Fire crews working to contain blazes in the Rogue River-Siskiyou National Forest and at Crater Lake National Park continue to get the upper hand, officials say.
Officials at the Camp Creek Complex reported most of the dozen-plus lightning-sparked fires in the High Cascades Ranger District are contained. There are 518 personnel still working on the complex, assisted by five engines, five dozers, 10 water tenders and three helicopters.
The 300-acre Fire 790, located in the Big Bend drainage, has no containment, but crews have begun clearing ground fuels from alongside roads to draw containment lines. Recent rains and cool weather have helped its rate of growth, Camp Creek Complex officials reported.
The 15-acre Bailey fire, located east of Fish Lake, is contained, as is the 15-acre Camp Creek Fire and the 50-acre Cluster Fire, both near Rustler Peak. Mop-up and containment operations continue on the six-fire Smith Rock Cluster, north of Smith Rock, with five of the six fires fully lined. Crews are also still working on a 5-acre blaze on Mount McLoughlin's north slope, three small fires in the Seven Lakes Basin, and the 40-acre Fire 672 within the Sky Lakes Wilderness. Containment efforts are also underway on two additional small fires near Smith Rock, the 1-acre Fire 666 and Fire 833, which is less than 1/10th of an acre.
The area saw a few strikes, but most of the lightning activity was reported east of the area.
The 50-acre Pumice Complex at Crater Lake National Park, which was made up of 23 small fires within a 35-mile radius at its peak, is about 75 percent contained. Five small fires remain, with crews working on mop-up today. There are 130 firefighters working on the complex, assisted by four engines and a helicopter.

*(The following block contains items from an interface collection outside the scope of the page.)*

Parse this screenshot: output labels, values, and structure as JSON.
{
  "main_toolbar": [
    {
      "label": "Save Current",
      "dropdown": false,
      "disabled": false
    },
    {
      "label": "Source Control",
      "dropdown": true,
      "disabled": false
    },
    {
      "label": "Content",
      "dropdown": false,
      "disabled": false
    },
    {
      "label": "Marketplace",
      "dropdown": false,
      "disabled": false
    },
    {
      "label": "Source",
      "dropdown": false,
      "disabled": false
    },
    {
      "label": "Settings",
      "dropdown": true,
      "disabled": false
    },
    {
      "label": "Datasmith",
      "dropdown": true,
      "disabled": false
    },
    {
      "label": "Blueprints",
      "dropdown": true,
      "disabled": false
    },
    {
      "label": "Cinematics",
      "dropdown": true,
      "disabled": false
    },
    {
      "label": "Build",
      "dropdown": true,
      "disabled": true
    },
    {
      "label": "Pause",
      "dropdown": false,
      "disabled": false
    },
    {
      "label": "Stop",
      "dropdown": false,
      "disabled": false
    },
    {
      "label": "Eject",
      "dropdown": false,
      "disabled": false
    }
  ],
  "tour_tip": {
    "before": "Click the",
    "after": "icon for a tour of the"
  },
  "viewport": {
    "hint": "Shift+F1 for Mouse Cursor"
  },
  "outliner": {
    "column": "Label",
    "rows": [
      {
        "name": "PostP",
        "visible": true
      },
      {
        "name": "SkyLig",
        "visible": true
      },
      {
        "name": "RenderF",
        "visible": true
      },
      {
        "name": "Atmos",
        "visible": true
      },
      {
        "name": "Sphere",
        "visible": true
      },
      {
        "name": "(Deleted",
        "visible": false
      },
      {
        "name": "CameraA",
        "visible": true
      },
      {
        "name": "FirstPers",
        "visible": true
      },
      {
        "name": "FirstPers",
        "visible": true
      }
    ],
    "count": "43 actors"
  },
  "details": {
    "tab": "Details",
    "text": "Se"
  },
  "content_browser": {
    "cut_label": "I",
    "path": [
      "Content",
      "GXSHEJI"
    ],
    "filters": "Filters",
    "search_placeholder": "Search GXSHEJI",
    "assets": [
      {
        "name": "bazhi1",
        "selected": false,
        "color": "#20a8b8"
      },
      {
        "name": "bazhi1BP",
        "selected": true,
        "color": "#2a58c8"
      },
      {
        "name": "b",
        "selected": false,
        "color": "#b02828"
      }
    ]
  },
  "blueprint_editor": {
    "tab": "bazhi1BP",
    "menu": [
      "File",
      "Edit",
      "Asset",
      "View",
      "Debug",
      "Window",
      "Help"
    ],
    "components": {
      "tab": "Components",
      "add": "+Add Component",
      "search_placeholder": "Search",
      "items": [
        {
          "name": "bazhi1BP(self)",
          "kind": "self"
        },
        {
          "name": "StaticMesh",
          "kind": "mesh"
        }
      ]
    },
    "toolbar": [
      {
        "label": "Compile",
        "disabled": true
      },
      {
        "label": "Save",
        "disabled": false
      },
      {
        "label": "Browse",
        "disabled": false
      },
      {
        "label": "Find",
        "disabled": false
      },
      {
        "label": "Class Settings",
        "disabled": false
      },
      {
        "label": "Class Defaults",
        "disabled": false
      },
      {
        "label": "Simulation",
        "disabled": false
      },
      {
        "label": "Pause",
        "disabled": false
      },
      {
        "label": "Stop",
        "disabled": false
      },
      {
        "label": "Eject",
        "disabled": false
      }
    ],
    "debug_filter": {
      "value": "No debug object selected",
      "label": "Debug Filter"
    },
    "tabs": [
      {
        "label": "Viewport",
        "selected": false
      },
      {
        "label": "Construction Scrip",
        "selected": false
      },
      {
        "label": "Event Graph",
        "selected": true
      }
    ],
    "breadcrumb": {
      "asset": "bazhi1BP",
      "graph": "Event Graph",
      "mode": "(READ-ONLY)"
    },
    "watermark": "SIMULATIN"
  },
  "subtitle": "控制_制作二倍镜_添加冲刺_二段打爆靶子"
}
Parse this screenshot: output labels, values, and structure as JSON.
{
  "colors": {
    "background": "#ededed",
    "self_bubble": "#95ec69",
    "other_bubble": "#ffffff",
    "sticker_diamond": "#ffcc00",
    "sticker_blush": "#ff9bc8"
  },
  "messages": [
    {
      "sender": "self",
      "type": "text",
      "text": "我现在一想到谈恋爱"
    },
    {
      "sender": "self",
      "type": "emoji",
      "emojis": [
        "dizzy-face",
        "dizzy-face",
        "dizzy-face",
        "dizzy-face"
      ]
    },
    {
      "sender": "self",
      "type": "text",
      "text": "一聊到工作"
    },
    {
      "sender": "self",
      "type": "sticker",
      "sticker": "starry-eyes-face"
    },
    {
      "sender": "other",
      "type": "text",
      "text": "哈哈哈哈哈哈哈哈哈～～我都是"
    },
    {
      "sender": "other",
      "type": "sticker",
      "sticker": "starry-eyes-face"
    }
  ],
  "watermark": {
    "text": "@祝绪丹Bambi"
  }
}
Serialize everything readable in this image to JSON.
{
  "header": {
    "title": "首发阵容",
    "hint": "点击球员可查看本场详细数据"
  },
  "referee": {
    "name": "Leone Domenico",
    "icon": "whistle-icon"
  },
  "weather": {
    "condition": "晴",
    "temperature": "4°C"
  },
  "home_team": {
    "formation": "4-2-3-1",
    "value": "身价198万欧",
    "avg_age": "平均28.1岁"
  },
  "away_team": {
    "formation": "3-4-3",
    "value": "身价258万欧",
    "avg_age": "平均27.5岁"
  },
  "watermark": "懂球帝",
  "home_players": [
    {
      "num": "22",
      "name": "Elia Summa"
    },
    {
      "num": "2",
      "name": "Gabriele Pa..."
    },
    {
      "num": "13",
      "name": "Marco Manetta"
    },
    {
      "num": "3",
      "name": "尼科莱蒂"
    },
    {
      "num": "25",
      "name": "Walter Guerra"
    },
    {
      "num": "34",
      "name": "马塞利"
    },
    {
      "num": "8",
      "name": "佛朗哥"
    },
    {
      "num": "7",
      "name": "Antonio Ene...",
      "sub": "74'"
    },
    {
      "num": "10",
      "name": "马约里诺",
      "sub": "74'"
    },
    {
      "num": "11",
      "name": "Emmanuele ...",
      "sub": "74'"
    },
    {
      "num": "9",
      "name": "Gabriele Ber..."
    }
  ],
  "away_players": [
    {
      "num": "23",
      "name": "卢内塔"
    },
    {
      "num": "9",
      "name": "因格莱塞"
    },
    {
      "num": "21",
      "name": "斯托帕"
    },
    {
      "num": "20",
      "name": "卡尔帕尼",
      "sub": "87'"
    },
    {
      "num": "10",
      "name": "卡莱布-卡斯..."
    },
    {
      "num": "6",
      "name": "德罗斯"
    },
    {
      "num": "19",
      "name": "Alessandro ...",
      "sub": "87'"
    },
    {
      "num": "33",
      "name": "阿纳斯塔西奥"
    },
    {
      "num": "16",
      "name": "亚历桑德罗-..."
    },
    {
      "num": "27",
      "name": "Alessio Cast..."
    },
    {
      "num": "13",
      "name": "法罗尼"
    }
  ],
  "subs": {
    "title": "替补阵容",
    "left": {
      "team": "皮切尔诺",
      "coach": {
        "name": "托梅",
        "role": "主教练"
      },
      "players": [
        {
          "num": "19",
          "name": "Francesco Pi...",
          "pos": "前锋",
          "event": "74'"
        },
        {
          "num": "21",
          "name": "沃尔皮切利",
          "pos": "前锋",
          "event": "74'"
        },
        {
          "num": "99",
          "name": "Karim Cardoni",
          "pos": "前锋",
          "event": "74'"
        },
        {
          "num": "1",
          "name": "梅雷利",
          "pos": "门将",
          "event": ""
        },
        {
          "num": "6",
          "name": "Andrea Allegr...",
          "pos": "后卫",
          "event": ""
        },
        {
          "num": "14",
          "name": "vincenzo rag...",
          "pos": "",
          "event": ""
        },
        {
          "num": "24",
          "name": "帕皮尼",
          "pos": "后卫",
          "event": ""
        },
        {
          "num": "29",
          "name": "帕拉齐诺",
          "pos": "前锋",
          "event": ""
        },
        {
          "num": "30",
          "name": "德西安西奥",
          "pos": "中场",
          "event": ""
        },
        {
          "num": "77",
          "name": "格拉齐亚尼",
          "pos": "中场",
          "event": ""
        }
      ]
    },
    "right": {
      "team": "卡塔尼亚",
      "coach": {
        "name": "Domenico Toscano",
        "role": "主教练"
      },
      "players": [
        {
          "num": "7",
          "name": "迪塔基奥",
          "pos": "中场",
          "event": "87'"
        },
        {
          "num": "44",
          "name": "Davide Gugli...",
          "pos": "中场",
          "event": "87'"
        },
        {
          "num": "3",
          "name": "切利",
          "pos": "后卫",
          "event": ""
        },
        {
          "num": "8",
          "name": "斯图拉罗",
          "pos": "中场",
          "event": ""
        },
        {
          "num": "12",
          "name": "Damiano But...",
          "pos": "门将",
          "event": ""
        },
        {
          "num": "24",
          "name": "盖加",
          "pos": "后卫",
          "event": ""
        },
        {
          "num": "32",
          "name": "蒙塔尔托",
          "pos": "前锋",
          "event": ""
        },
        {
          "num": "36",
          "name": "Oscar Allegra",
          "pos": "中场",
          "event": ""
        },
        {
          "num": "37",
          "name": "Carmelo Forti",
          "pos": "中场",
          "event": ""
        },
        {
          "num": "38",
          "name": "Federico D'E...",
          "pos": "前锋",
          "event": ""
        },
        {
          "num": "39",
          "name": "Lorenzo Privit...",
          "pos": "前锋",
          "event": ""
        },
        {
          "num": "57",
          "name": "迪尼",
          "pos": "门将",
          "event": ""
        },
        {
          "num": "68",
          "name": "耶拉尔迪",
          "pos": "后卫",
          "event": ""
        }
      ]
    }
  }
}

Fire officials reported recent wet weather has helped, but that crews will be on the lookout for new fire starts started by lightning that came with it.